AIM OF THE EXERCISE = Set down the entries below exactly; drop the pictures.

# # # #

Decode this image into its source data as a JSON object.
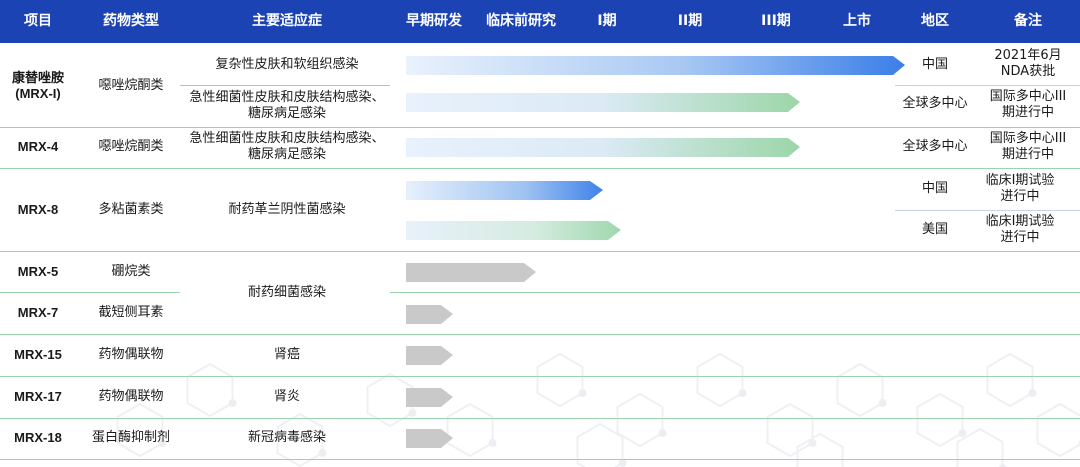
{
  "header": {
    "project": "项目",
    "drug_class": "药物类型",
    "indication": "主要适应症",
    "early_research": "早期研发",
    "preclinical": "临床前研究",
    "phase1": "I期",
    "phase2": "II期",
    "phase3": "III期",
    "marketed": "上市",
    "region": "地区",
    "remark": "备注"
  },
  "rows": [
    {
      "name_line1": "康替唑胺",
      "name_line2": "(MRX-I)",
      "drug_class": "噁唑烷酮类",
      "indications": [
        "复杂性皮肤和软组织感染",
        "急性细菌性皮肤和皮肤结构感染、",
        "糖尿病足感染"
      ],
      "regions": [
        "中国",
        "全球多中心"
      ],
      "remarks": [
        "2021年6月",
        "NDA获批",
        "国际多中心III",
        "期进行中"
      ]
    },
    {
      "name": "MRX-4",
      "drug_class": "噁唑烷酮类",
      "indications": [
        "急性细菌性皮肤和皮肤结构感染、",
        "糖尿病足感染"
      ],
      "region": "全球多中心",
      "remarks": [
        "国际多中心III",
        "期进行中"
      ]
    },
    {
      "name": "MRX-8",
      "drug_class": "多粘菌素类",
      "indication": "耐药革兰阴性菌感染",
      "regions": [
        "中国",
        "美国"
      ],
      "remarks": [
        "临床I期试验",
        "进行中",
        "临床I期试验",
        "进行中"
      ]
    },
    {
      "name": "MRX-5",
      "drug_class": "硼烷类"
    },
    {
      "name": "MRX-7",
      "drug_class": "截短侧耳素"
    },
    {
      "name": "MRX-15",
      "drug_class": "药物偶联物",
      "indication": "肾癌"
    },
    {
      "name": "MRX-17",
      "drug_class": "药物偶联物",
      "indication": "肾炎"
    },
    {
      "name": "MRX-18",
      "drug_class": "蛋白酶抑制剂",
      "indication": "新冠病毒感染"
    }
  ],
  "shared_indication_mrx5_mrx7": "耐药细菌感染",
  "pipeline_progress": [
    {
      "program": "康替唑胺 (MRX-I)",
      "indication": "复杂性皮肤和软组织感染",
      "region": "中国",
      "stage": "上市"
    },
    {
      "program": "康替唑胺 (MRX-I)",
      "indication": "急性细菌性皮肤和皮肤结构感染、糖尿病足感染",
      "region": "全球多中心",
      "stage": "III期"
    },
    {
      "program": "MRX-4",
      "indication": "急性细菌性皮肤和皮肤结构感染、糖尿病足感染",
      "region": "全球多中心",
      "stage": "III期"
    },
    {
      "program": "MRX-8",
      "region": "中国",
      "stage": "I期"
    },
    {
      "program": "MRX-8",
      "region": "美国",
      "stage": "I期"
    },
    {
      "program": "MRX-5",
      "stage": "临床前研究"
    },
    {
      "program": "MRX-7",
      "stage": "早期研发"
    },
    {
      "program": "MRX-15",
      "stage": "早期研发"
    },
    {
      "program": "MRX-17",
      "stage": "早期研发"
    },
    {
      "program": "MRX-18",
      "stage": "早期研发"
    }
  ],
  "colors": {
    "header_bg": "#1b43b4",
    "header_text": "#ffffff",
    "bar_blue": "#3a7ee8",
    "bar_green": "#8fcf9f",
    "bar_gray": "#c9c9c9",
    "divider_green": "#9cd3ad"
  }
}
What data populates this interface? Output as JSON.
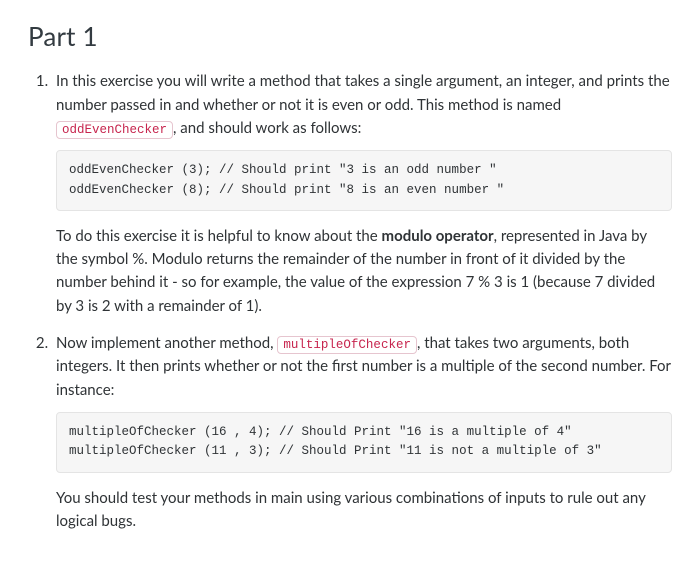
{
  "title": "Part 1",
  "item1": {
    "p1_a": "In this exercise you will write a method that takes a single argument, an integer, and prints the number passed in and whether or not it is even or odd. This method is named ",
    "code1": "oddEvenChecker",
    "p1_b": ", and should work as follows:",
    "codeblock": "oddEvenChecker (3); // Should print \"3 is an odd number \"\noddEvenChecker (8); // Should print \"8 is an even number \"",
    "p2_a": "To do this exercise it is helpful to know about the ",
    "p2_strong": "modulo operator",
    "p2_b": ", represented in Java by the symbol %. Modulo returns the remainder of the number in front of it divided by the number behind it - so for example, the value of the expression 7 % 3 is 1 (because 7 divided by 3 is 2 with a remainder of 1)."
  },
  "item2": {
    "p1_a": "Now implement another method, ",
    "code1": "multipleOfChecker",
    "p1_b": ", that takes two arguments, both integers. It then prints whether or not the first number is a multiple of the second number. For instance:",
    "codeblock": "multipleOfChecker (16 , 4); // Should Print \"16 is a multiple of 4\"\nmultipleOfChecker (11 , 3); // Should Print \"11 is not a multiple of 3\"",
    "p2": "You should test your methods in main using various combinations of inputs to rule out any logical bugs."
  }
}
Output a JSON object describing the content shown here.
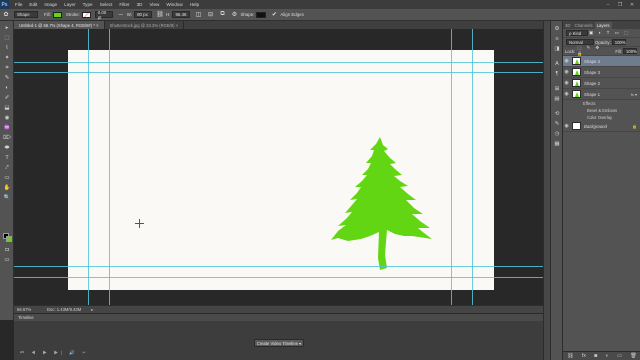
{
  "app": {
    "logo": "Ps"
  },
  "menu": [
    "File",
    "Edit",
    "Image",
    "Layer",
    "Type",
    "Select",
    "Filter",
    "3D",
    "View",
    "Window",
    "Help"
  ],
  "window_controls": [
    "–",
    "❐",
    "✕"
  ],
  "options": {
    "fill_label": "Fill:",
    "stroke_label": "Stroke:",
    "stroke_width": "0.00 pt",
    "w_label": "W:",
    "w_value": "80 px",
    "h_label": "H:",
    "h_value": "96.46",
    "shape_label": "Shape:",
    "align_label": "Align Edges",
    "tool_mode": "Shape",
    "fill_color": "#63d613"
  },
  "tabs": [
    {
      "label": "Untitled-1 @ 66.7% (Shape 4, RGB/8#) *  ×"
    },
    {
      "label": "Shutterstock.jpg @ 33.3% (RGB/8)  ×"
    }
  ],
  "tools": [
    "▸",
    "⬚",
    "⌇",
    "✦",
    "⌗",
    "✎",
    "◐",
    "✐",
    "⬓",
    "◉",
    "♒",
    "⌦",
    "⬬",
    "T",
    "⤤",
    "▭",
    "✋",
    "🔍"
  ],
  "right_strip_icons": [
    "⚙",
    "≡",
    "◨",
    "A",
    "¶",
    "⊞",
    "▤",
    "⟲",
    "✎",
    "◷",
    "▦"
  ],
  "status": {
    "zoom": "66.67%",
    "doc": "Doc: 1.43M/9.43M",
    "arrow": "▸"
  },
  "timeline": {
    "title": "Timeline",
    "create_button": "Create Video Timeline ▾",
    "controls": "⏮ ◀ ▶ ▶| 🔊 ✂"
  },
  "panel": {
    "tabs": [
      "3D",
      "Channels",
      "Layers"
    ],
    "kind_label": "ρ Kind",
    "blend_mode": "Normal",
    "opacity_label": "Opacity:",
    "opacity_value": "100%",
    "lock_label": "Lock:",
    "fill_label": "Fill:",
    "fill_value": "100%",
    "layers": [
      {
        "name": "Shape 4",
        "selected": true,
        "fx": ""
      },
      {
        "name": "Shape 3",
        "selected": false,
        "fx": ""
      },
      {
        "name": "Shape 2",
        "selected": false,
        "fx": ""
      },
      {
        "name": "Shape 1",
        "selected": false,
        "fx": "fx ▾"
      }
    ],
    "effects_label": "Effects",
    "effects": [
      "Bevel & Emboss",
      "Color Overlay"
    ],
    "background_layer": "Background",
    "footer_icons": [
      "⛓",
      "fx",
      "◙",
      "◐",
      "▭",
      "🗑"
    ]
  },
  "canvas": {
    "doc_bg": "#faf9f5",
    "tree_color": "#63d613"
  }
}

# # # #

SOLUTION BELOW =
Decode this image into its source data as a JSON object.
{
  "header": {
    "project": "项目",
    "drug_class": "药物类型",
    "indication": "主要适应症",
    "early_research": "早期研发",
    "preclinical": "临床前研究",
    "phase1": "I期",
    "phase2": "II期",
    "phase3": "III期",
    "marketed": "上市",
    "region": "地区",
    "remark": "备注"
  },
  "rows": [
    {
      "name_line1": "康替唑胺",
      "name_line2": "(MRX-I)",
      "drug_class": "噁唑烷酮类",
      "indications": [
        "复杂性皮肤和软组织感染",
        "急性细菌性皮肤和皮肤结构感染、",
        "糖尿病足感染"
      ],
      "regions": [
        "中国",
        "全球多中心"
      ],
      "remarks": [
        "2021年6月",
        "NDA获批",
        "国际多中心III",
        "期进行中"
      ]
    },
    {
      "name": "MRX-4",
      "drug_class": "噁唑烷酮类",
      "indications": [
        "急性细菌性皮肤和皮肤结构感染、",
        "糖尿病足感染"
      ],
      "region": "全球多中心",
      "remarks": [
        "国际多中心III",
        "期进行中"
      ]
    },
    {
      "name": "MRX-8",
      "drug_class": "多粘菌素类",
      "indication": "耐药革兰阴性菌感染",
      "regions": [
        "中国",
        "美国"
      ],
      "remarks": [
        "临床I期试验",
        "进行中",
        "临床I期试验",
        "进行中"
      ]
    },
    {
      "name": "MRX-5",
      "drug_class": "硼烷类"
    },
    {
      "name": "MRX-7",
      "drug_class": "截短侧耳素"
    },
    {
      "name": "MRX-15",
      "drug_class": "药物偶联物",
      "indication": "肾癌"
    },
    {
      "name": "MRX-17",
      "drug_class": "药物偶联物",
      "indication": "肾炎"
    },
    {
      "name": "MRX-18",
      "drug_class": "蛋白酶抑制剂",
      "indication": "新冠病毒感染"
    }
  ],
  "shared_indication_mrx5_mrx7": "耐药细菌感染",
  "pipeline_progress": [
    {
      "program": "康替唑胺 (MRX-I)",
      "indication": "复杂性皮肤和软组织感染",
      "region": "中国",
      "stage": "上市"
    },
    {
      "program": "康替唑胺 (MRX-I)",
      "indication": "急性细菌性皮肤和皮肤结构感染、糖尿病足感染",
      "region": "全球多中心",
      "stage": "III期"
    },
    {
      "program": "MRX-4",
      "indication": "急性细菌性皮肤和皮肤结构感染、糖尿病足感染",
      "region": "全球多中心",
      "stage": "III期"
    },
    {
      "program": "MRX-8",
      "region": "中国",
      "stage": "I期"
    },
    {
      "program": "MRX-8",
      "region": "美国",
      "stage": "I期"
    },
    {
      "program": "MRX-5",
      "stage": "临床前研究"
    },
    {
      "program": "MRX-7",
      "stage": "早期研发"
    },
    {
      "program": "MRX-15",
      "stage": "早期研发"
    },
    {
      "program": "MRX-17",
      "stage": "早期研发"
    },
    {
      "program": "MRX-18",
      "stage": "早期研发"
    }
  ],
  "colors": {
    "header_bg": "#1b43b4",
    "header_text": "#ffffff",
    "bar_blue": "#3a7ee8",
    "bar_green": "#8fcf9f",
    "bar_gray": "#c9c9c9",
    "divider_green": "#9cd3ad"
  }
}
What data populates this interface? Output as JSON.
{
  "title": "Part 1",
  "item1": {
    "p1_a": "In this exercise you will write a method that takes a single argument, an integer, and prints the number passed in and whether or not it is even or odd. This method is named ",
    "code1": "oddEvenChecker",
    "p1_b": ", and should work as follows:",
    "codeblock": "oddEvenChecker (3); // Should print \"3 is an odd number \"\noddEvenChecker (8); // Should print \"8 is an even number \"",
    "p2_a": "To do this exercise it is helpful to know about the ",
    "p2_strong": "modulo operator",
    "p2_b": ", represented in Java by the symbol %. Modulo returns the remainder of the number in front of it divided by the number behind it - so for example, the value of the expression 7 % 3 is 1 (because 7 divided by 3 is 2 with a remainder of 1)."
  },
  "item2": {
    "p1_a": "Now implement another method, ",
    "code1": "multipleOfChecker",
    "p1_b": ", that takes two arguments, both integers. It then prints whether or not the first number is a multiple of the second number. For instance:",
    "codeblock": "multipleOfChecker (16 , 4); // Should Print \"16 is a multiple of 4\"\nmultipleOfChecker (11 , 3); // Should Print \"11 is not a multiple of 3\"",
    "p2": "You should test your methods in main using various combinations of inputs to rule out any logical bugs."
  }
}
Output a JSON object describing the content shown here.
{
  "app": {
    "logo": "Ps"
  },
  "menu": [
    "File",
    "Edit",
    "Image",
    "Layer",
    "Type",
    "Select",
    "Filter",
    "3D",
    "View",
    "Window",
    "Help"
  ],
  "window_controls": [
    "–",
    "❐",
    "✕"
  ],
  "options": {
    "fill_label": "Fill:",
    "stroke_label": "Stroke:",
    "stroke_width": "0.00 pt",
    "w_label": "W:",
    "w_value": "80 px",
    "h_label": "H:",
    "h_value": "96.46",
    "shape_label": "Shape:",
    "align_label": "Align Edges",
    "tool_mode": "Shape",
    "fill_color": "#63d613"
  },
  "tabs": [
    {
      "label": "Untitled-1 @ 66.7% (Shape 4, RGB/8#) *  ×"
    },
    {
      "label": "Shutterstock.jpg @ 33.3% (RGB/8)  ×"
    }
  ],
  "tools": [
    "▸",
    "⬚",
    "⌇",
    "✦",
    "⌗",
    "✎",
    "◐",
    "✐",
    "⬓",
    "◉",
    "♒",
    "⌦",
    "⬬",
    "T",
    "⤤",
    "▭",
    "✋",
    "🔍"
  ],
  "right_strip_icons": [
    "⚙",
    "≡",
    "◨",
    "A",
    "¶",
    "⊞",
    "▤",
    "⟲",
    "✎",
    "◷",
    "▦"
  ],
  "status": {
    "zoom": "66.67%",
    "doc": "Doc: 1.43M/9.43M",
    "arrow": "▸"
  },
  "timeline": {
    "title": "Timeline",
    "create_button": "Create Video Timeline ▾",
    "controls": "⏮ ◀ ▶ ▶| 🔊 ✂"
  },
  "panel": {
    "tabs": [
      "3D",
      "Channels",
      "Layers"
    ],
    "kind_label": "ρ Kind",
    "blend_mode": "Normal",
    "opacity_label": "Opacity:",
    "opacity_value": "100%",
    "lock_label": "Lock:",
    "fill_label": "Fill:",
    "fill_value": "100%",
    "layers": [
      {
        "name": "Shape 4",
        "selected": true,
        "fx": ""
      },
      {
        "name": "Shape 3",
        "selected": false,
        "fx": ""
      },
      {
        "name": "Shape 2",
        "selected": false,
        "fx": ""
      },
      {
        "name": "Shape 1",
        "selected": false,
        "fx": "fx ▾"
      }
    ],
    "effects_label": "Effects",
    "effects": [
      "Bevel & Emboss",
      "Color Overlay"
    ],
    "background_layer": "Background",
    "footer_icons": [
      "⛓",
      "fx",
      "◙",
      "◐",
      "▭",
      "🗑"
    ]
  },
  "canvas": {
    "doc_bg": "#faf9f5",
    "tree_color": "#63d613"
  }
}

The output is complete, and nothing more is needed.